[Excerpts from an interface dataset]
____________

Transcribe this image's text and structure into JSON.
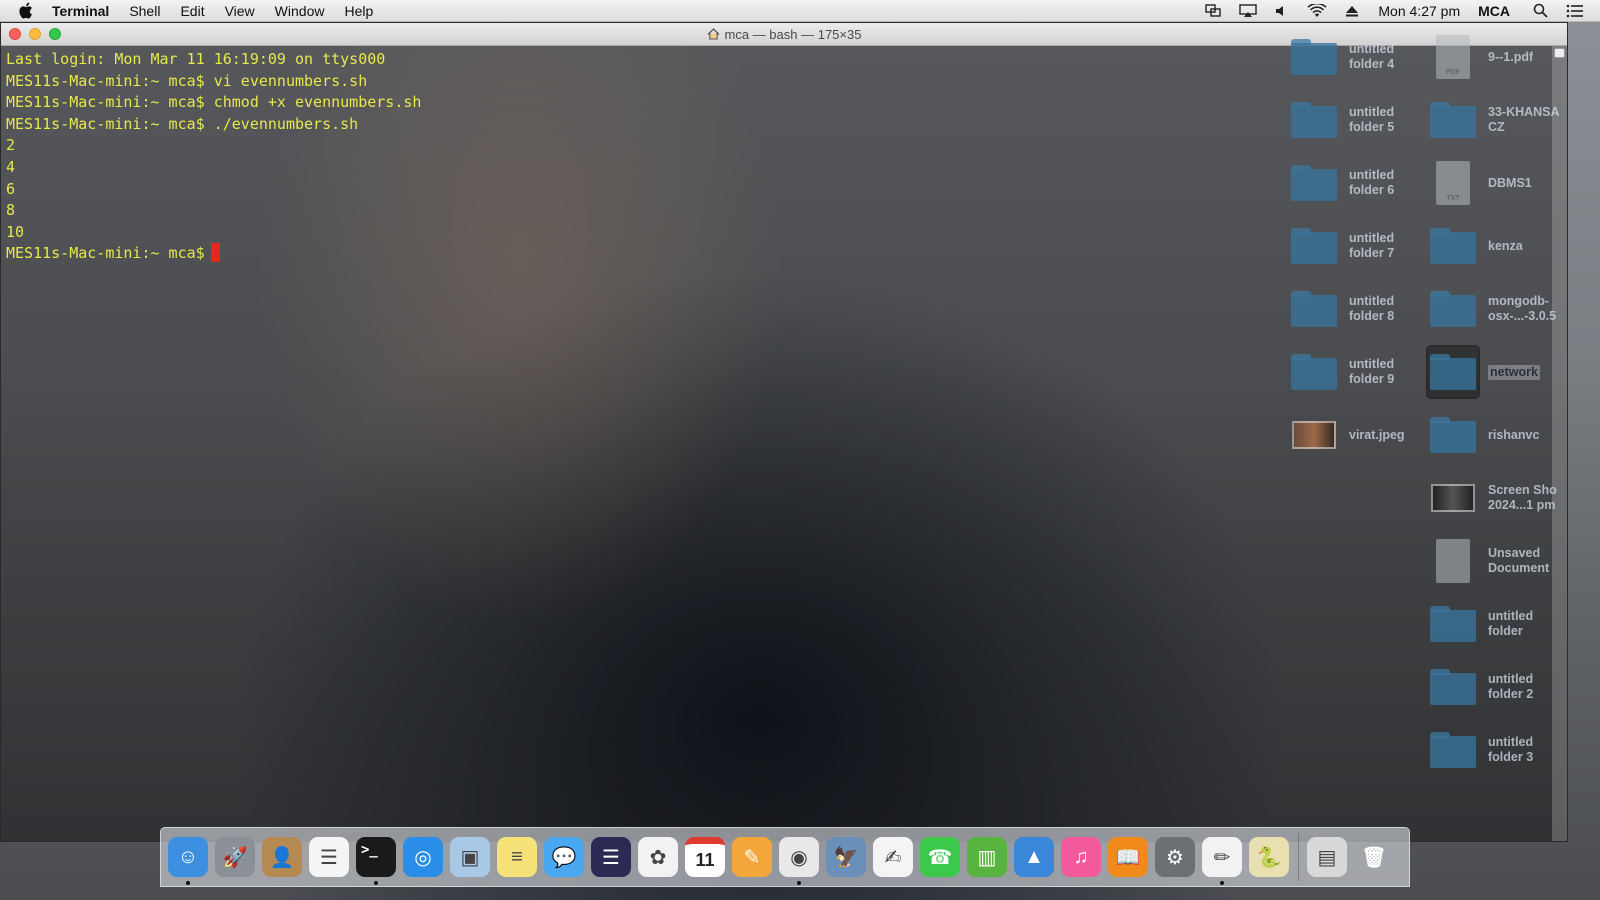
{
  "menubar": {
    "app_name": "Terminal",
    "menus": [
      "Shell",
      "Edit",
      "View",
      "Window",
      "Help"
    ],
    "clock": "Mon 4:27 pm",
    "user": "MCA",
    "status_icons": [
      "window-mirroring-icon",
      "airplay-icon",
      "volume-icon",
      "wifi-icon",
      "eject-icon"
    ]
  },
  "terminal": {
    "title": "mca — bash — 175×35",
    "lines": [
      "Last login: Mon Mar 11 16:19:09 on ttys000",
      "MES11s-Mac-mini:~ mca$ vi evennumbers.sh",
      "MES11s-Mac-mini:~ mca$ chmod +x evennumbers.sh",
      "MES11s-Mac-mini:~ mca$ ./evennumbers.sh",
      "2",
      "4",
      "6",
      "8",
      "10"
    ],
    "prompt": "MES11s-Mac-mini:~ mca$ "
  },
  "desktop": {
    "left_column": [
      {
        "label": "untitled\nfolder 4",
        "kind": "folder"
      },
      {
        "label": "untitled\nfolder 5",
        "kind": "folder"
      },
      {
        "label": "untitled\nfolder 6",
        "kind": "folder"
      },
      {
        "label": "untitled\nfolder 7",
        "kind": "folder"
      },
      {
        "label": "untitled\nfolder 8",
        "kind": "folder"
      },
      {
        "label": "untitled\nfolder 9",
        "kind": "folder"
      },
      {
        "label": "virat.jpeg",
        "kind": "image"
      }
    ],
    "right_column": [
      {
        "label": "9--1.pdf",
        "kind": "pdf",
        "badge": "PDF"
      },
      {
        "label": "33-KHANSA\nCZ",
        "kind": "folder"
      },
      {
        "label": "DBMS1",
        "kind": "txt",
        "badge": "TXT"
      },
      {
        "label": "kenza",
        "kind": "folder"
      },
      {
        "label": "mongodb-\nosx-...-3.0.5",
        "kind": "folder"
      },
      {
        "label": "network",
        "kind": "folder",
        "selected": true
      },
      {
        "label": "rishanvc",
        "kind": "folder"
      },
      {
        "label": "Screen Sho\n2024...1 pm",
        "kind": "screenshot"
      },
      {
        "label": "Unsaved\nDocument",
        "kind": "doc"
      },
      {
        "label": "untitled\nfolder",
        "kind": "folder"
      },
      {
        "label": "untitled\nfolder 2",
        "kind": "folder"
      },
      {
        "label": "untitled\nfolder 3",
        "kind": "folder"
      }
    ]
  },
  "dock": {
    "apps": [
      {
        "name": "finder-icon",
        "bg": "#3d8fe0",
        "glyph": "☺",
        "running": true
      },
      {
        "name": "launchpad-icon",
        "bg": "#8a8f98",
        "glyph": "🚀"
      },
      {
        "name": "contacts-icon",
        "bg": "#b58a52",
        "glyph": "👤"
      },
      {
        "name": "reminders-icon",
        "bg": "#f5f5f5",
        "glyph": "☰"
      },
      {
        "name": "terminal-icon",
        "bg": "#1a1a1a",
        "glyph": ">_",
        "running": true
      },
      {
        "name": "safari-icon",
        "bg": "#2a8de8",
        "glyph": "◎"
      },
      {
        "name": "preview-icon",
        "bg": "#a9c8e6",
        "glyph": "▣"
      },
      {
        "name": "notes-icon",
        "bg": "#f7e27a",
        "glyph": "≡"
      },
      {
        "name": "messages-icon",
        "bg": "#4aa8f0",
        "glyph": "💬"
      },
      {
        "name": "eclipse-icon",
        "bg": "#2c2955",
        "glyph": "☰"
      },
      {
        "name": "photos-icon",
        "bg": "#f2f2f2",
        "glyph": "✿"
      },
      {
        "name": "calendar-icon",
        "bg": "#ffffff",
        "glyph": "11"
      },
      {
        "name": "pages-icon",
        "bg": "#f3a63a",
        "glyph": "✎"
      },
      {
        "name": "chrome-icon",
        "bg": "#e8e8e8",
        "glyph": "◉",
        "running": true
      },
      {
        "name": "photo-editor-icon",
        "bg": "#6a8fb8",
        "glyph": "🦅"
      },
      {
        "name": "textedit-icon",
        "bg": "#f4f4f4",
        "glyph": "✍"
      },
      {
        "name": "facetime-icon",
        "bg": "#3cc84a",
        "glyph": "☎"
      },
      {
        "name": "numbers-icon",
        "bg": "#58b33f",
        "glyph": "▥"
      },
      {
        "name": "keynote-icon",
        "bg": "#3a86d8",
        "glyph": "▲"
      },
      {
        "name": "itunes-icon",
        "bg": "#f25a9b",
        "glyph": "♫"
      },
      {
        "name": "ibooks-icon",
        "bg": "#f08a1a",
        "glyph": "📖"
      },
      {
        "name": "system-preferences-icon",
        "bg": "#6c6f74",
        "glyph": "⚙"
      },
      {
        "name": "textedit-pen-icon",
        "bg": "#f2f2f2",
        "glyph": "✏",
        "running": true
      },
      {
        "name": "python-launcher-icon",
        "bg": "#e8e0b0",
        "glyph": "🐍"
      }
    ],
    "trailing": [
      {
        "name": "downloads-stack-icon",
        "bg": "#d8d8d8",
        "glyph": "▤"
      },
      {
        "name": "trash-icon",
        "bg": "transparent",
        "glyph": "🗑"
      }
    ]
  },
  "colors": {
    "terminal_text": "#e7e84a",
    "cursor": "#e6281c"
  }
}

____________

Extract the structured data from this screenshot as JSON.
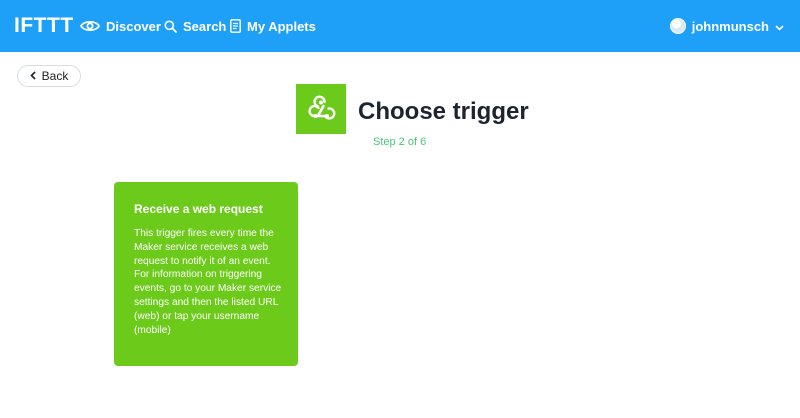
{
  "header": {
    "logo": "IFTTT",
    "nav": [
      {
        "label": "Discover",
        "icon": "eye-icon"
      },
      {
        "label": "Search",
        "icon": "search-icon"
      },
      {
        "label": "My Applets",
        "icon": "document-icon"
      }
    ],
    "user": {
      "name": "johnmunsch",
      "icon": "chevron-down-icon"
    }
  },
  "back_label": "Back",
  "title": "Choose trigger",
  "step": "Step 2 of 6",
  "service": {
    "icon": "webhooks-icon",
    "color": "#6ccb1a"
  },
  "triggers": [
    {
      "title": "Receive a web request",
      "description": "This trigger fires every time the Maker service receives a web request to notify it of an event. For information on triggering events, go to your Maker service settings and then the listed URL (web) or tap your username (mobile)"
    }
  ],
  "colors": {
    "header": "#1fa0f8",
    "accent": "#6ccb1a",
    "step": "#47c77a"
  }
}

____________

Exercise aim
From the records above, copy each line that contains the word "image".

Exercise result
Transcribe this image's text and structure into JSON.
        "kind": "image"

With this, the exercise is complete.